A California governor has not granted clemency since Ronald Reagan spared a prisoner in 1967. Since the United States reinstated capital punishment in 1976, 1,002 inmates have been executed while 230 have been granted clemency. But most of those came when former Illinois Gov. George Ryan commuted the sentences of 167 death row inmates, citing an "arbitrary and capricious and therefore immoral" process.
California is a state that favors the death sentence, with 648 condemned inmates on death row. Eleven inmates have been executed since 1977, when the Legislature reinstated capital punishment. During his two years in office, Schwarzenegger has denied clemency twice despite the inmates' claims of mental illness, innocence and good behavior behind bars. Though some pundits have speculated that Schwarzenegger -- who's reeling from the defeat of four ballot measures he backed in a November special election, and has seen his popularity drop in the polls -- could grant Williams clemency to win favor with liberal voters, it would outrage his conservative Republican base.
While his supporters and opponents have loudly voiced their opinions about whether he deserves clemency, Williams has remained subdued in what may be the last days of his life. Over the phone, he has thanked his supporters at rallies and in interviews for their efforts, but is reluctant to talk about the execution. Gray-haired and bespectacled, Williams today appears to be a less menacing figure than the hulking gang founder of the 1970s. He also insists his heart has changed.

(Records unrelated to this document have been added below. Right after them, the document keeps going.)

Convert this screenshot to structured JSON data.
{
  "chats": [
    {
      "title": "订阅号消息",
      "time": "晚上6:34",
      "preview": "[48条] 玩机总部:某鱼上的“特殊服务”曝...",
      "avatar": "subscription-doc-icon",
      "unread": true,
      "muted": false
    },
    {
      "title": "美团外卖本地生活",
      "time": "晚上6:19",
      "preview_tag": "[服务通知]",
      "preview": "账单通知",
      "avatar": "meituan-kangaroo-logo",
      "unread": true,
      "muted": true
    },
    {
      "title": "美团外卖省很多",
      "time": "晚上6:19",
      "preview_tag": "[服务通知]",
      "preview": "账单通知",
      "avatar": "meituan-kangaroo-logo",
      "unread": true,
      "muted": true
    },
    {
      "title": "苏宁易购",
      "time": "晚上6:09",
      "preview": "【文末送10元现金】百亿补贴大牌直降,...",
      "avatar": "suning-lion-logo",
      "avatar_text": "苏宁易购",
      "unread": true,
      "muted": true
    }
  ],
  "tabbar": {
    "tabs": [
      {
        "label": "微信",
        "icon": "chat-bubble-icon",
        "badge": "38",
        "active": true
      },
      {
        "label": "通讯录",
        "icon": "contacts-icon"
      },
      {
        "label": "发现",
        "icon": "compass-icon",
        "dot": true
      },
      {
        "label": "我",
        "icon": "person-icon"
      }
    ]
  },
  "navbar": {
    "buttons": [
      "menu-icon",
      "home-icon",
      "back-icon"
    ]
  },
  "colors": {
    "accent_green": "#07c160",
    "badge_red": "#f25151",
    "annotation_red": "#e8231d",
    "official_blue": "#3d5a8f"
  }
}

"There is no part of me that existed then that exists now," Williams told The Associated Press in a recent interview. "The majority of the detractors and naysayers ... it's difficult for them to recognize the redemption. They've been unable to stop smoking or drinking or lose weight and they're looking at me being in San Quentin and they say, 'This man is on death row convicted of killing four people, how can he be redeemed?' They can't believe that. They don't want to believe that. They would feel lesser about themselves."
Some believe that if Williams is executed, violence will break out in black communities. One Los Angeles-based advocate for the homeless would favor Schwarzenegger postponing Williams' execution in return for a peace treaty to stop violence in the black community.
"I'm willing to stay Tookie's execution for, let's say, 30 days, whatever. You guys decide, provided you stop the young black men from killing each other, in your community," said Ted Hayes. "You do that, [the legacy of] Tookie lives. You don't do that, Tookie dies. Make the blacks -- African-American leadership -- responsible."